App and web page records

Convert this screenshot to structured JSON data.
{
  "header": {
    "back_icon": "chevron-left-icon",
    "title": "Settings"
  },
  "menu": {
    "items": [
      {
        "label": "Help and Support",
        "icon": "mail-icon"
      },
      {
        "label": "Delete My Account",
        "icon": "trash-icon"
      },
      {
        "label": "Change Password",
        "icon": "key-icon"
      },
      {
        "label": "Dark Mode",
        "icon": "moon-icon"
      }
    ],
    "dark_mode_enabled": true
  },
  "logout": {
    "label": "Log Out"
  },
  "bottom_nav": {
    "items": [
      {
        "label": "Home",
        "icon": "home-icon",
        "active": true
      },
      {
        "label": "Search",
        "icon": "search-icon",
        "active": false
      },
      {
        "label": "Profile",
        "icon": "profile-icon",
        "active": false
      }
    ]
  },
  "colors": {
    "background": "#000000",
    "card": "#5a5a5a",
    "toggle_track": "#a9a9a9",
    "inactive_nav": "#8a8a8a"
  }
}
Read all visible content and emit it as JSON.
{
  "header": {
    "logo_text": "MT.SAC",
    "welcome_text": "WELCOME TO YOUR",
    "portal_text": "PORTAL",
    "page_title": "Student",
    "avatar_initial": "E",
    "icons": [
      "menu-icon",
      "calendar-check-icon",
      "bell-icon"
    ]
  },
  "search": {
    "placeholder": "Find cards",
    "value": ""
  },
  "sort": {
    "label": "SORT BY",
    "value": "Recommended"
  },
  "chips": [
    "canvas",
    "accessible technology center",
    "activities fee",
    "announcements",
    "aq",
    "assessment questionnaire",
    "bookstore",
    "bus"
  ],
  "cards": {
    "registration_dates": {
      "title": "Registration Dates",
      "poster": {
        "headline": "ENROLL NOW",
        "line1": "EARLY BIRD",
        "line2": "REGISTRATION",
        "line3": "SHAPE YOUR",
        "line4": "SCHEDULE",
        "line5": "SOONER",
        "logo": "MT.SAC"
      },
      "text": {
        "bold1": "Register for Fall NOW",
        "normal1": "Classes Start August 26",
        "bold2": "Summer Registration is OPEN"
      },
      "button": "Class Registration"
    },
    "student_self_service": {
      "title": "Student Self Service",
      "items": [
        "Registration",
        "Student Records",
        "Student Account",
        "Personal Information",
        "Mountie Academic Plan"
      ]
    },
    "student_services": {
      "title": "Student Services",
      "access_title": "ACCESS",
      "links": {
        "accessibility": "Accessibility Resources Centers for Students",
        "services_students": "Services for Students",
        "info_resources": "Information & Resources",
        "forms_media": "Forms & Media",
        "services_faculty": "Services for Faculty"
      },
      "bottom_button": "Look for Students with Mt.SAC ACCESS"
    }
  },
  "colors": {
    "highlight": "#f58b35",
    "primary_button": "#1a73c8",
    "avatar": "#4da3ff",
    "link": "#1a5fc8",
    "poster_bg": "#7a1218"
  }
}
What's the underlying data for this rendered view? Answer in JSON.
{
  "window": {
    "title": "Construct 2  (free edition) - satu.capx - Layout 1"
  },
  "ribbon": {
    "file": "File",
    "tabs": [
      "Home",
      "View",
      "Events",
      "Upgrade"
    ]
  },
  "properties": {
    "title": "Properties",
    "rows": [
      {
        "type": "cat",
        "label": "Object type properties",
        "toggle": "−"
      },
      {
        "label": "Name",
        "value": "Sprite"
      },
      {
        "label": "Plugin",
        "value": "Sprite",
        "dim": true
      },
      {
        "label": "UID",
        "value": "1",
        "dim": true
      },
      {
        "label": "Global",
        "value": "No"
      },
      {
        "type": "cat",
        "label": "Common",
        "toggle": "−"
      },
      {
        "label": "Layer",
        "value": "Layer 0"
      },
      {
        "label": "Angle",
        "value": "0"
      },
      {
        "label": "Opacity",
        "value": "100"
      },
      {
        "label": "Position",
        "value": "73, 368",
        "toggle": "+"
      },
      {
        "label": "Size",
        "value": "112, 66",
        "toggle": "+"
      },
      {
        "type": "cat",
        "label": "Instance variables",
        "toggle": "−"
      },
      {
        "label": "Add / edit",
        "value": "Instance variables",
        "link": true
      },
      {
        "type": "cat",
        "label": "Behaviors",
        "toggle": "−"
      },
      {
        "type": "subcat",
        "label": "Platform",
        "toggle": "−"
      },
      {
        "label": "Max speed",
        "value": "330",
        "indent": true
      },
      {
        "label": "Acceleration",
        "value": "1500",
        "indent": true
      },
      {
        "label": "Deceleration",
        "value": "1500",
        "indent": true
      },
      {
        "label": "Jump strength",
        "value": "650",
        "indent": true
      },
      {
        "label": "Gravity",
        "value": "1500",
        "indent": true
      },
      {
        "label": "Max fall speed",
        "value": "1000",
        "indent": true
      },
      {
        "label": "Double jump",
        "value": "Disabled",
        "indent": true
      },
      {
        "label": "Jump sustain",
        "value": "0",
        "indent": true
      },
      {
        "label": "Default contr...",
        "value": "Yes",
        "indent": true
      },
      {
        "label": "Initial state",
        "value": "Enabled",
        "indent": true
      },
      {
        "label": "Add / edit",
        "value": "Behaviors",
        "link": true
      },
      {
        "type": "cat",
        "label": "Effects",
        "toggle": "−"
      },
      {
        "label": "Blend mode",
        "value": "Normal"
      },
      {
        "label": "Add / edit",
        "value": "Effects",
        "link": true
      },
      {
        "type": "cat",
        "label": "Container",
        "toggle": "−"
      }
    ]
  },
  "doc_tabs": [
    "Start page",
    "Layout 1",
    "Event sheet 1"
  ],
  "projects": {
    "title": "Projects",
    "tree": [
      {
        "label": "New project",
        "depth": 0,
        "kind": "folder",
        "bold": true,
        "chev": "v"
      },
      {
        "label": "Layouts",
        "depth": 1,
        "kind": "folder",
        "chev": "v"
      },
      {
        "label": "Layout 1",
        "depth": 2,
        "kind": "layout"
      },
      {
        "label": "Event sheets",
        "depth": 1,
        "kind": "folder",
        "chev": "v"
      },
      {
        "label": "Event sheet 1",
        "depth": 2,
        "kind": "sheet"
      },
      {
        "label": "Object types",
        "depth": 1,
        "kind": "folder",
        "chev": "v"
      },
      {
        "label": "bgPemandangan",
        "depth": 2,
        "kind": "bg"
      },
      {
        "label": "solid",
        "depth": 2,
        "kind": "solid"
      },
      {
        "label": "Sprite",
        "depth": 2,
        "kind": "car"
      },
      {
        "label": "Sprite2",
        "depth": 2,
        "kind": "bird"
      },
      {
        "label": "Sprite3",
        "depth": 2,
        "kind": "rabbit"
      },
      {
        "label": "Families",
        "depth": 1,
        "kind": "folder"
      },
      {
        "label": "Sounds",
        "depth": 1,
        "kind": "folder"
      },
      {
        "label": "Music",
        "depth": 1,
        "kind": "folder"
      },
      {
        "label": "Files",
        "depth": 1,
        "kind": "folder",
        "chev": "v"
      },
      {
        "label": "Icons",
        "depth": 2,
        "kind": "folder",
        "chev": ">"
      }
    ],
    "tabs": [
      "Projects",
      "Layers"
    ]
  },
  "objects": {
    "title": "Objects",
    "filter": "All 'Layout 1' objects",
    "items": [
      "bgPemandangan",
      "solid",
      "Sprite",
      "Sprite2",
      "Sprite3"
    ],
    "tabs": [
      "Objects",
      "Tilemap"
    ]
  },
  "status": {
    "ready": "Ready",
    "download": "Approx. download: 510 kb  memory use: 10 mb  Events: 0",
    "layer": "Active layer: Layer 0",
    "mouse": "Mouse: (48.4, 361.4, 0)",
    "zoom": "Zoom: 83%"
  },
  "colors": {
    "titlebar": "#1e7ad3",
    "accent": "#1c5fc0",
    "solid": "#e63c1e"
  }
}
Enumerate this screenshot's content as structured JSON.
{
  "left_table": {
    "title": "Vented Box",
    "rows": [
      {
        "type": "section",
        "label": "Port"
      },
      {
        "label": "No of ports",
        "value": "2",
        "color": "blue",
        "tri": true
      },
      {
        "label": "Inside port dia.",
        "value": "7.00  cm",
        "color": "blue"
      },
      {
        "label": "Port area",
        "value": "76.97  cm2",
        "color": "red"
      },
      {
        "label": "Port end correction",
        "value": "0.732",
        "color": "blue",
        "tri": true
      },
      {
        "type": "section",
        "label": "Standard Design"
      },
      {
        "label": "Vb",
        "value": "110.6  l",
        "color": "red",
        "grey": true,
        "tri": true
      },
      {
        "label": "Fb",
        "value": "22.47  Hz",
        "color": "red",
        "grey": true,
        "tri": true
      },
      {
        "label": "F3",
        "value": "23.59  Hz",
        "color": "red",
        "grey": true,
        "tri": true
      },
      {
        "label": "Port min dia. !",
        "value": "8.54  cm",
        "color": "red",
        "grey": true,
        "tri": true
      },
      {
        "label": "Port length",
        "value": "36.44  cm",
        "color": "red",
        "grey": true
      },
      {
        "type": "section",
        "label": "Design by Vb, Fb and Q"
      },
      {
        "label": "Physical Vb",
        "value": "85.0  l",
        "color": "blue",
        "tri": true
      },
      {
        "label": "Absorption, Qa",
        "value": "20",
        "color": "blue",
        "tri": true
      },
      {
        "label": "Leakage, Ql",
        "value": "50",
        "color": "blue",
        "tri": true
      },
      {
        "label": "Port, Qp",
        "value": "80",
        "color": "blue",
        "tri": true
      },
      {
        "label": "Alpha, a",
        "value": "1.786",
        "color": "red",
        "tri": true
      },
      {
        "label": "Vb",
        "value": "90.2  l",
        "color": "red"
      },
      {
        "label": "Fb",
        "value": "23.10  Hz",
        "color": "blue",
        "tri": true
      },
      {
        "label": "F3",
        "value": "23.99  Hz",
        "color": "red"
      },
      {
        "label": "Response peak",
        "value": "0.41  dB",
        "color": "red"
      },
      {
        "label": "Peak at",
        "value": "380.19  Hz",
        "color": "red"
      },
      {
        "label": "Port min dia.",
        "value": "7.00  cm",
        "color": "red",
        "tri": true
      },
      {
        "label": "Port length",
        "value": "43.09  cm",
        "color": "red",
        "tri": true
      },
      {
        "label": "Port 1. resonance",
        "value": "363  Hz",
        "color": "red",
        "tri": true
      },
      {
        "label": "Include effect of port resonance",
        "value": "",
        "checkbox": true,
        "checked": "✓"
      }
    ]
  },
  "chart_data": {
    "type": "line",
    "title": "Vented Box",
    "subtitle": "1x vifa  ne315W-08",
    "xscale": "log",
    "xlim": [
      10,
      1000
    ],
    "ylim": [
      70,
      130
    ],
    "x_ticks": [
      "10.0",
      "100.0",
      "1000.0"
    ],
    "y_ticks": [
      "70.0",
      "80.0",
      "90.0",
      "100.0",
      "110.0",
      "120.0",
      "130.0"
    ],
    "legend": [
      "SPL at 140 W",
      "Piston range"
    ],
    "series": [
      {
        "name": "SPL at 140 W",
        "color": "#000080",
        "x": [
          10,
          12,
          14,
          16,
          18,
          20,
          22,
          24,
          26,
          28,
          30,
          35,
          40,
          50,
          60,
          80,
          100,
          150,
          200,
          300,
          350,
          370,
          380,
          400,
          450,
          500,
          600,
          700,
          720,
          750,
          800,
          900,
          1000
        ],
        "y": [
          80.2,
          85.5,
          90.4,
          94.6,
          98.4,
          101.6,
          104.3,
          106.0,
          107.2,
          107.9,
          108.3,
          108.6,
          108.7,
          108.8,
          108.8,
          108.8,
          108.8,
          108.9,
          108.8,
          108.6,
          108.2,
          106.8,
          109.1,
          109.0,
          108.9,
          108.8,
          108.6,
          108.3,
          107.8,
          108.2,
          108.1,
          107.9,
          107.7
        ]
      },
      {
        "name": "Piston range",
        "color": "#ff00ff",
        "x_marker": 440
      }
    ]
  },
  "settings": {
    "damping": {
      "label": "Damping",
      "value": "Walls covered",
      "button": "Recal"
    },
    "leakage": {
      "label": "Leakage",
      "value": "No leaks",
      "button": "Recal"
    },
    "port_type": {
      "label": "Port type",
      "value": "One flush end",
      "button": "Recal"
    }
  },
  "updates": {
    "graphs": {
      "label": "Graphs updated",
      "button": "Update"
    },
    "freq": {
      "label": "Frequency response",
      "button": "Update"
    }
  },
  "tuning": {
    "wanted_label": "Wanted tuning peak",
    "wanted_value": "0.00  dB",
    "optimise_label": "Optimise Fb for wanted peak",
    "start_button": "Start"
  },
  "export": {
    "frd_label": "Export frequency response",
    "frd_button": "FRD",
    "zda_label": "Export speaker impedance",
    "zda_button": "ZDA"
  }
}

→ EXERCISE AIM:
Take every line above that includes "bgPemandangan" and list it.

→ RESPONSE FOR THIS EXERCISE:
        "label": "bgPemandangan",
      "bgPemandangan",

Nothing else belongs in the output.